**Data for the task**
◇ ◇ ◇ ◇

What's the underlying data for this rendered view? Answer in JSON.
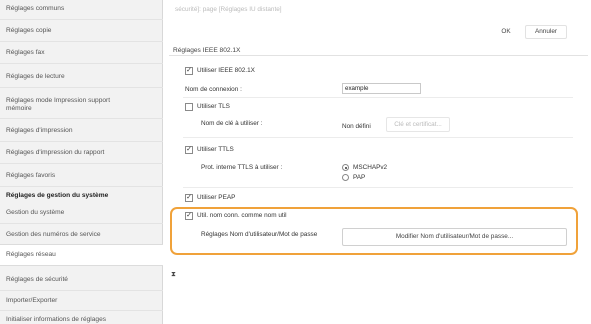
{
  "sidebar": {
    "items": [
      {
        "label": "Réglages communs"
      },
      {
        "label": "Réglages copie"
      },
      {
        "label": "Réglages fax"
      },
      {
        "label": "Réglages de lecture"
      },
      {
        "label": "Réglages mode Impression support",
        "label2": "mémoire"
      },
      {
        "label": "Réglages d'impression"
      },
      {
        "label": "Réglages d'impression du rapport"
      },
      {
        "label": "Réglages favoris"
      },
      {
        "label": "Réglages de gestion du système"
      },
      {
        "label": "Gestion du système"
      },
      {
        "label": "Gestion des numéros de service"
      },
      {
        "label": "Réglages réseau"
      },
      {
        "label": "Réglages de sécurité"
      },
      {
        "label": "Importer/Exporter"
      },
      {
        "label": "Initialiser informations de réglages"
      }
    ]
  },
  "header": {
    "breadcrumb": "sécurité]: page [Réglages IU distante]",
    "ok_label": "OK",
    "cancel_label": "Annuler"
  },
  "section": {
    "title": "Réglages IEEE 802.1X",
    "use_ieee": {
      "label": "Utiliser IEEE 802.1X",
      "checked": true
    },
    "login_name_label": "Nom de connexion :",
    "login_name_value": "example",
    "use_tls": {
      "label": "Utiliser TLS",
      "checked": false
    },
    "key_label": "Nom de clé à utiliser :",
    "key_value": "Non défini",
    "key_button": "Clé et certificat...",
    "use_ttls": {
      "label": "Utiliser TTLS",
      "checked": true
    },
    "ttls_protocol_label": "Prot. interne TTLS à utiliser :",
    "ttls_options": [
      {
        "label": "MSCHAPv2",
        "selected": true
      },
      {
        "label": "PAP",
        "selected": false
      }
    ],
    "use_peap": {
      "label": "Utiliser PEAP",
      "checked": false
    },
    "use_conn_name": {
      "label": "Util. nom conn. comme nom util",
      "checked": true
    },
    "username_settings_label": "Réglages Nom d'utilisateur/Mot de passe",
    "username_button": "Modifier Nom d'utilisateur/Mot de passe..."
  },
  "colors": {
    "highlight": "#f0a23a",
    "sidebar_bg": "#f2f2f2"
  }
}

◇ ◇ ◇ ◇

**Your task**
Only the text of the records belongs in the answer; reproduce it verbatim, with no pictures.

**Response below**
What's the underlying data for this rendered view? Answer in JSON.
{
  "sidebar": {
    "items": [
      {
        "label": "Réglages communs"
      },
      {
        "label": "Réglages copie"
      },
      {
        "label": "Réglages fax"
      },
      {
        "label": "Réglages de lecture"
      },
      {
        "label": "Réglages mode Impression support",
        "label2": "mémoire"
      },
      {
        "label": "Réglages d'impression"
      },
      {
        "label": "Réglages d'impression du rapport"
      },
      {
        "label": "Réglages favoris"
      },
      {
        "label": "Réglages de gestion du système"
      },
      {
        "label": "Gestion du système"
      },
      {
        "label": "Gestion des numéros de service"
      },
      {
        "label": "Réglages réseau"
      },
      {
        "label": "Réglages de sécurité"
      },
      {
        "label": "Importer/Exporter"
      },
      {
        "label": "Initialiser informations de réglages"
      }
    ]
  },
  "header": {
    "breadcrumb": "sécurité]: page [Réglages IU distante]",
    "ok_label": "OK",
    "cancel_label": "Annuler"
  },
  "section": {
    "title": "Réglages IEEE 802.1X",
    "use_ieee": {
      "label": "Utiliser IEEE 802.1X",
      "checked": true
    },
    "login_name_label": "Nom de connexion :",
    "login_name_value": "example",
    "use_tls": {
      "label": "Utiliser TLS",
      "checked": false
    },
    "key_label": "Nom de clé à utiliser :",
    "key_value": "Non défini",
    "key_button": "Clé et certificat...",
    "use_ttls": {
      "label": "Utiliser TTLS",
      "checked": true
    },
    "ttls_protocol_label": "Prot. interne TTLS à utiliser :",
    "ttls_options": [
      {
        "label": "MSCHAPv2",
        "selected": true
      },
      {
        "label": "PAP",
        "selected": false
      }
    ],
    "use_peap": {
      "label": "Utiliser PEAP",
      "checked": false
    },
    "use_conn_name": {
      "label": "Util. nom conn. comme nom util",
      "checked": true
    },
    "username_settings_label": "Réglages Nom d'utilisateur/Mot de passe",
    "username_button": "Modifier Nom d'utilisateur/Mot de passe..."
  },
  "colors": {
    "highlight": "#f0a23a",
    "sidebar_bg": "#f2f2f2"
  }
}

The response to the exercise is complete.